17. Rangers (63–66; Last Week: 18)
16. Diamondbacks (64–64; Last Week: 16)
15. Red Sox (68–61; Last Week: 11)
For the most part, FanGraphs underestimated its contenders; most are overperforming their predictions, some by quite a bit. And then there’s Boston, pegged for first place and a 96–66 campaign yet currently struggling to stay above .500. The main culprit: a pitching staff that’s already allowed more runs this year than it did all of last. That’s not going to get any better with Chris Sale on the shelf for the rest of the season, which is going to make that rosy preseason record impossible to reach.
If Chris Sale needs Tommy John (he's meeting w/ Dr. Andrews today) the Red Sox starting rotation will be in shambles heading into offseason. Porcello is a FA and Sox are unlikely to re-sign him. Houck and Mata have potential but neither is likely ready to start '20 in rotation— Christopher Smith (@SmittyOnMLB) August 19, 2019
14. Brewers (65–62; Last Week: 15)
13. Phillies (66–60; Last Week: 13)
12. Cardinals (68–58; Last Week: 12)
11. Mets (67–60; Last Week: 14)
For all the sturm und drang that surrounds the Mets (both this season and literally forever), and despite a dismal June that led into a brilliant second half, New York is on pace to finish 85–77. FanGraphs’ preseason prediction: 84–78. Accurately guessing the final stop for the runaway train that is the Mets might be both the most impressive bit of prognostication possible and the most perfect example of how water inevitably finds its level.
10. Rays (75–54; Last Week: 7)
9. Nationals (70–57; Last Week: 9)
8. Cubs (69–58; Last Week: 10)
Much hand-wringing and anger surrounded the Cubs in spring training, as they raged against the preseason projections—most notably Baseball Prospectus’ PECOTA—that had them finishing not just below .500, but also last in the NL Central. They even turned it into bulletin board material! FanGraphs was nicer to the North Siders, giving them first place and an 87–75 finish—which, with five weeks to go in the season, is what Chicago’s on pace to do. No word on whether BP will pin the Cubs’ final record to the wall this winter.
I don’t know what’s more nuts: The Cubs being 43-19 at home or 25-39 on the road.— Jesse Rogers (@ESPNChiCubs) August 22, 2019
7. Indians (74–54; Last Week: 5)
6. A’s (74–53; Last Week: 8)
At a certain point, any projections for the A’s, no matter how positive, should add six-to-eight wins to the final total to reflect the fact that, invariably, they’ll surge in the second half. Oakland did it last year, winning 42 of its 65 games after the break, and it’s happening again in 2019, as the A’s are 23–12 since the All-Star Game, or a ridiculous 106–56 over a full season.

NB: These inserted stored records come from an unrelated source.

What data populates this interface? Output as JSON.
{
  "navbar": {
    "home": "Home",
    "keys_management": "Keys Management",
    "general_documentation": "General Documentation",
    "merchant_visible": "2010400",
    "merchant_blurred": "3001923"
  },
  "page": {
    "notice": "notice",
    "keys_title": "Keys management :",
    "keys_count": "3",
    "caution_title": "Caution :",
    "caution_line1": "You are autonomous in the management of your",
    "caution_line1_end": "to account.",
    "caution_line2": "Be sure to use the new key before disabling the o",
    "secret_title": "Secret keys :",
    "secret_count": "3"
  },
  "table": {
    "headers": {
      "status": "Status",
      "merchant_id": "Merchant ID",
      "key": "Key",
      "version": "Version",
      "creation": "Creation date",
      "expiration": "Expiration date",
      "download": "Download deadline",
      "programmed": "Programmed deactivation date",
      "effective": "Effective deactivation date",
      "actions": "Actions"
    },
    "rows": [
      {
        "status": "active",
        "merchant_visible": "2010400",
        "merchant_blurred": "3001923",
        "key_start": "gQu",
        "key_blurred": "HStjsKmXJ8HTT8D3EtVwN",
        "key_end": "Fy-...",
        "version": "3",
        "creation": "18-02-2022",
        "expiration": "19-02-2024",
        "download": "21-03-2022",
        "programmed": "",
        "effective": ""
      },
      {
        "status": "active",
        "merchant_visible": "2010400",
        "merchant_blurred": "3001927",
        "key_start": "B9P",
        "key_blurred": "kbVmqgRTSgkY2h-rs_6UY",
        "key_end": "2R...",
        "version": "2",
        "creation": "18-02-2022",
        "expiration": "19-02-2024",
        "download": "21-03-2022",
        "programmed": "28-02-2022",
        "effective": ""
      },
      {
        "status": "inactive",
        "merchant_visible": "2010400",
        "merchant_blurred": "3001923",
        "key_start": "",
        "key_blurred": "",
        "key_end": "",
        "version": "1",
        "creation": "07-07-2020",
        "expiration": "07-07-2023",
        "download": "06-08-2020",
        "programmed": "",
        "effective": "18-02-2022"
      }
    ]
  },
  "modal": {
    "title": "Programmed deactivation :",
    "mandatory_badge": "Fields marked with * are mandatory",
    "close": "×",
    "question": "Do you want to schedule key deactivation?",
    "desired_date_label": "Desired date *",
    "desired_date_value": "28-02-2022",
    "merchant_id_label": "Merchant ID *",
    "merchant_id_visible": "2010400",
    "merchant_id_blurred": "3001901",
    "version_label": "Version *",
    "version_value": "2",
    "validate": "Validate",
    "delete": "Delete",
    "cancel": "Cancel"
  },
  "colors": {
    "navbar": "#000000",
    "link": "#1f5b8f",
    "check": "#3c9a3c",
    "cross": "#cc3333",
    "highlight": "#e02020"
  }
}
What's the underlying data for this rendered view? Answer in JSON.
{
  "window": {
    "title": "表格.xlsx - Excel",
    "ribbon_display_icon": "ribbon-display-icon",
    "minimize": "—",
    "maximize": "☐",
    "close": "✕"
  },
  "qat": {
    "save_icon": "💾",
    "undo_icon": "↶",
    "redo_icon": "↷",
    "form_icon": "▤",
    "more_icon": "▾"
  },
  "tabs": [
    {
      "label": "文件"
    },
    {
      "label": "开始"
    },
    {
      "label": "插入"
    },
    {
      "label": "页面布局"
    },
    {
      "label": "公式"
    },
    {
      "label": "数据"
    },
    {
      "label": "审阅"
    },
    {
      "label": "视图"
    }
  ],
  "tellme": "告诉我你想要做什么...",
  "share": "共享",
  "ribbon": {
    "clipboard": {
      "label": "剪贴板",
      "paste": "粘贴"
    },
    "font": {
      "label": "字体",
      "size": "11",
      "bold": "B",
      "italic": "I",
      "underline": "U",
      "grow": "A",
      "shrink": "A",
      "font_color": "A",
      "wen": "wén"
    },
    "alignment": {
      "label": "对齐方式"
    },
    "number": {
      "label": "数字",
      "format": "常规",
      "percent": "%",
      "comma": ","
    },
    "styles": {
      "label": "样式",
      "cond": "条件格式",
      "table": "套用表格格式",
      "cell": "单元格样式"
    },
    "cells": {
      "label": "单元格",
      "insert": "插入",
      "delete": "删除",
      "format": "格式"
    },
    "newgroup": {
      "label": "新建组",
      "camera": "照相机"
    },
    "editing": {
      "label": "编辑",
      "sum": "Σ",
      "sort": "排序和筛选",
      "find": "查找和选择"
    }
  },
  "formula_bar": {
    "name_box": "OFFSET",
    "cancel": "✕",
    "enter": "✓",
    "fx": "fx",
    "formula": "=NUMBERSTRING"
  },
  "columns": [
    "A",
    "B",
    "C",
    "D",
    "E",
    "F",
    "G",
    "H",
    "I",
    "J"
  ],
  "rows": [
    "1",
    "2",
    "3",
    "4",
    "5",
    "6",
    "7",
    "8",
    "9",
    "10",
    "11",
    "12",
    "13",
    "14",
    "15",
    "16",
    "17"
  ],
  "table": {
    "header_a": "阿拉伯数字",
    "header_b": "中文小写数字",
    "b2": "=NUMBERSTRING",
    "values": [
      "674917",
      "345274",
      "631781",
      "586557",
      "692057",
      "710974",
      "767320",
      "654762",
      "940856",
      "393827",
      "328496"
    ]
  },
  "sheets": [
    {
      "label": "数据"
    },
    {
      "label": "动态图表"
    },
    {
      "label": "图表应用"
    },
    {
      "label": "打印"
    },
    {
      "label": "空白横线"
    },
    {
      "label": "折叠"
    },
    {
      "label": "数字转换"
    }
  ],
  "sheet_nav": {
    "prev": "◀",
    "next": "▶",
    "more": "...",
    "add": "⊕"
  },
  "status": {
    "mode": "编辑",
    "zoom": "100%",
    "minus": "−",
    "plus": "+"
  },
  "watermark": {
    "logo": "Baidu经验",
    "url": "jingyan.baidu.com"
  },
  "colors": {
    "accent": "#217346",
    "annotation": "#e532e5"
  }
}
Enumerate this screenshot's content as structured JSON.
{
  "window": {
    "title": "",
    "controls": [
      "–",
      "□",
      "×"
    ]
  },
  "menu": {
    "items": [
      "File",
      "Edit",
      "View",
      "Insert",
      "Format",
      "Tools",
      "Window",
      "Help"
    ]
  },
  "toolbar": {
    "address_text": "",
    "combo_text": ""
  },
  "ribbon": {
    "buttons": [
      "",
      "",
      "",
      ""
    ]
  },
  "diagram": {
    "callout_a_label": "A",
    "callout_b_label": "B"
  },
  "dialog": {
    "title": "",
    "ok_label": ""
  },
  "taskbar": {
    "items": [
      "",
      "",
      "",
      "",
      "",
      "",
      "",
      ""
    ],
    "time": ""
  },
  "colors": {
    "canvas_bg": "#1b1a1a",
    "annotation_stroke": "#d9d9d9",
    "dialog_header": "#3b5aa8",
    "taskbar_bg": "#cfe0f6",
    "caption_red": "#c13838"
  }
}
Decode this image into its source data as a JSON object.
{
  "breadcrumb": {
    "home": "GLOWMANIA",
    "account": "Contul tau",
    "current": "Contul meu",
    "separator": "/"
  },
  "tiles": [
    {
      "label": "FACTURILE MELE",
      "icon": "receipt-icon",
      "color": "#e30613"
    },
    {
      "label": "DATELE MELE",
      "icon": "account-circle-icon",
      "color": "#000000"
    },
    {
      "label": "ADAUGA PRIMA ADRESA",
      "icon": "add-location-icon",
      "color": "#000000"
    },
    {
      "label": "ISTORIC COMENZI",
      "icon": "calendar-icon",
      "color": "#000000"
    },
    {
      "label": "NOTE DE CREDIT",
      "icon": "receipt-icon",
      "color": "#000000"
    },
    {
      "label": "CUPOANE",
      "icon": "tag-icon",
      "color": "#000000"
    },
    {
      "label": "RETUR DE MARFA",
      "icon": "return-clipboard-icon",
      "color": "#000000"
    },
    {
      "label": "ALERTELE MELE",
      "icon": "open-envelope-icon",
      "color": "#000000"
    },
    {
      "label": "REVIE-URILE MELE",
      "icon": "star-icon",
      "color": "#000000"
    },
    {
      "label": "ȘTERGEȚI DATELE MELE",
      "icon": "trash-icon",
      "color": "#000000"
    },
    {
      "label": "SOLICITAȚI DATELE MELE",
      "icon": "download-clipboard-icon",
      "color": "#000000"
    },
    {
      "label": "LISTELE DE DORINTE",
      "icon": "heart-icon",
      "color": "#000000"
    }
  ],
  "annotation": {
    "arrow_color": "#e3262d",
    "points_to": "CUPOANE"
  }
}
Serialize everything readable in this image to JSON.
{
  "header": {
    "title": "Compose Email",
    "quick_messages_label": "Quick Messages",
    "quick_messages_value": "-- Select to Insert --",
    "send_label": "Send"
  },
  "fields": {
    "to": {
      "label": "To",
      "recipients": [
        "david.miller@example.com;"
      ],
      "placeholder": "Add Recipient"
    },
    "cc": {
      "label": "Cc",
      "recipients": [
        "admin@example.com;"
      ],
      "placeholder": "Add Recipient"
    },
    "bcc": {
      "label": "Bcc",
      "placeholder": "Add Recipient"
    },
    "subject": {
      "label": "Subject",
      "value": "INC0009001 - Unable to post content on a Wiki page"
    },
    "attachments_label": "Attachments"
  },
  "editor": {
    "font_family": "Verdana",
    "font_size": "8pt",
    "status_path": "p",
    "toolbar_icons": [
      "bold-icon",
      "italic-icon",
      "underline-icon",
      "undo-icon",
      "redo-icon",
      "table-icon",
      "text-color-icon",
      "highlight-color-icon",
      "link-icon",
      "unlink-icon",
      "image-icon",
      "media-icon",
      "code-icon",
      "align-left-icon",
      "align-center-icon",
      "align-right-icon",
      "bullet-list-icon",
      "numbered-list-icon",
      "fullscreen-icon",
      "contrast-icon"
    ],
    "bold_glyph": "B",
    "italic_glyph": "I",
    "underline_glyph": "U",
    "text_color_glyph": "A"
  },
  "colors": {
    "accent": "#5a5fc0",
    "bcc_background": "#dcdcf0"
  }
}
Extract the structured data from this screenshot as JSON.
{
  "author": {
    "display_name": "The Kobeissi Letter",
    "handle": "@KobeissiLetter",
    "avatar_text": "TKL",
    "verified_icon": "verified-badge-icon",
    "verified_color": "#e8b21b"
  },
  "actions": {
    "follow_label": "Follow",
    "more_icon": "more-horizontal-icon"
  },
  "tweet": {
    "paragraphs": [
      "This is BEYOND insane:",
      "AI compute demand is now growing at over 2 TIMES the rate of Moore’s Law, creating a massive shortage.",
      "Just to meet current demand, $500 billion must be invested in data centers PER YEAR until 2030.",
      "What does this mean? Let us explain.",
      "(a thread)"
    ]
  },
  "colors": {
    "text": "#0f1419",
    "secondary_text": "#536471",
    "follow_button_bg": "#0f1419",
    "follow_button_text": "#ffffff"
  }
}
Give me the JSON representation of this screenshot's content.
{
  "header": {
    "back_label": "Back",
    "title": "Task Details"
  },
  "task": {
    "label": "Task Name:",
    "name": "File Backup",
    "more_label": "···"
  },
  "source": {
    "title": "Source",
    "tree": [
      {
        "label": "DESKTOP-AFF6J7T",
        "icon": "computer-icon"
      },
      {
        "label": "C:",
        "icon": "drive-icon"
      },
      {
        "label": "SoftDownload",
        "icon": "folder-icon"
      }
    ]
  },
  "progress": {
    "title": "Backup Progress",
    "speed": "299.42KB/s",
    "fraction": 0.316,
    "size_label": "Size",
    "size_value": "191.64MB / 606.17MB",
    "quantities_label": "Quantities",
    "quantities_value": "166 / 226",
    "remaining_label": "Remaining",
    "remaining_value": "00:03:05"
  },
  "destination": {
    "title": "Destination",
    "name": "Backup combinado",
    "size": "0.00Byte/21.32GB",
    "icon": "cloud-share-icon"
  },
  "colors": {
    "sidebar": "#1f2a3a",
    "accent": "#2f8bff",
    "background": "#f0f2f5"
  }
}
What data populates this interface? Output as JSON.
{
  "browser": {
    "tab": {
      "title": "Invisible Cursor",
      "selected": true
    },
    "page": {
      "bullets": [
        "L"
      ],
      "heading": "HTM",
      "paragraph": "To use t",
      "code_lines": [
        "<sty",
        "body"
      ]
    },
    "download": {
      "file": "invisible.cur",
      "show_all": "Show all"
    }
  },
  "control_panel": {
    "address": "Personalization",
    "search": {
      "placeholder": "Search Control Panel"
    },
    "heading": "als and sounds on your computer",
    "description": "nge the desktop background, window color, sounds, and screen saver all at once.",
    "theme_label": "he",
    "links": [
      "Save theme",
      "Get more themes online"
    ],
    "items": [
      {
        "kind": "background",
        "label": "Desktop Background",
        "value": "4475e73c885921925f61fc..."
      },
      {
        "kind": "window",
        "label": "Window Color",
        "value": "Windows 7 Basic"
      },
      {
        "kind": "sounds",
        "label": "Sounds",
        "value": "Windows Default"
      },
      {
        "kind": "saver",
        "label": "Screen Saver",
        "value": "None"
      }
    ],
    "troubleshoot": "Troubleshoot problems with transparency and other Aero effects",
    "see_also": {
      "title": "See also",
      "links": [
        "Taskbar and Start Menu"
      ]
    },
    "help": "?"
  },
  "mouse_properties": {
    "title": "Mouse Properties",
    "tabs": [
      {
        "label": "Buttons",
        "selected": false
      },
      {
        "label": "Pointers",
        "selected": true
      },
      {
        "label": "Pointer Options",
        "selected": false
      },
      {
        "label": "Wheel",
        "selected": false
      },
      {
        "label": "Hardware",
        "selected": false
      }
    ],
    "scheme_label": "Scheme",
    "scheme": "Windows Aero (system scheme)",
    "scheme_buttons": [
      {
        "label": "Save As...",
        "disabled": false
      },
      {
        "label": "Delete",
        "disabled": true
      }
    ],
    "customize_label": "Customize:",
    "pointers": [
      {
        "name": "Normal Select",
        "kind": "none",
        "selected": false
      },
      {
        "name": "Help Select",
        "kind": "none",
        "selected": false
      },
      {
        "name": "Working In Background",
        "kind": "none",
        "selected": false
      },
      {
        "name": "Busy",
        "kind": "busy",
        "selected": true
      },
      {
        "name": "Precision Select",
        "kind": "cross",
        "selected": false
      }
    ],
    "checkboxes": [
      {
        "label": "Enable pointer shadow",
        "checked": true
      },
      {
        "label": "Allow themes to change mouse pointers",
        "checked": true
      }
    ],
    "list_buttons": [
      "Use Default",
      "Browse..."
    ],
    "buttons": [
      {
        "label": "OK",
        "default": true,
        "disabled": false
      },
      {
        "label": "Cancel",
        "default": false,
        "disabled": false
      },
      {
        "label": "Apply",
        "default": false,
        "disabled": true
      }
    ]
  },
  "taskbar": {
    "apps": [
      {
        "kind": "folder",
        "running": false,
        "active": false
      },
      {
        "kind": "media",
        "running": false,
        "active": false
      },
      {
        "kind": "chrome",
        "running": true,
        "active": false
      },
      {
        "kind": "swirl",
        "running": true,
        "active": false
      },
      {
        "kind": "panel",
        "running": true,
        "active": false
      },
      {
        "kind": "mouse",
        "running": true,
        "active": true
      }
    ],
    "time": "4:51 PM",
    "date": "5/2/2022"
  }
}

That’s helped take Oakland from FanGraphs’ reasonable 85-win projection to a team on pace for 94 victories. Fool me once, shame on you. Fool me twice, you must be the A’s.
5. Twins (77–50; Last Week: 4)
Like the A’s, the Twins received cautious optimism from FanGraphs, which had them as a solid wild-card contender at 85–77 but nowhere near the first-place Indians in the AL Central. And like Oakland, Minnesota has eagerly blown past that assumption, trending toward 98 wins and fighting hard to keep Cleveland from a fourth straight division title. A power explosion has helped the Twins become one of baseball’s best teams: They have 11 players with double-digit home runs this season and a league-leading six with 20 or more. The rabbit ball is likely wreaking havoc on offseason expectations, with Minnesota as the prime example of its results.
4. Braves (77–52; Last Week: 6)
3. Yankees (83–46; Last Week: 3)
2. Astros (82–47; Last Week: 2)
1. Dodgers (85–44; Last Week: 1)
As noted earlier, the ends of the spectrum gave the projection systems the most trouble. As with the Tigers, the Dodgers left their preseason record (92–70) in the dust: They’re on pace to win 106 games and run away with a seventh straight NL West crown. Cody Bellinger’s transformation into a titan has helped boost Los Angeles’ record in a big way, but just as key is that, in the lineup as a whole, there are no weak spots. The Dodgers give almost no at-bats to below-average hitters; it should be no surprise, then, that they lead the NL in runs per game, homers, on-base percentage, slugging percentage and OPS+. That’s one way to turn a good team into an all-time great one.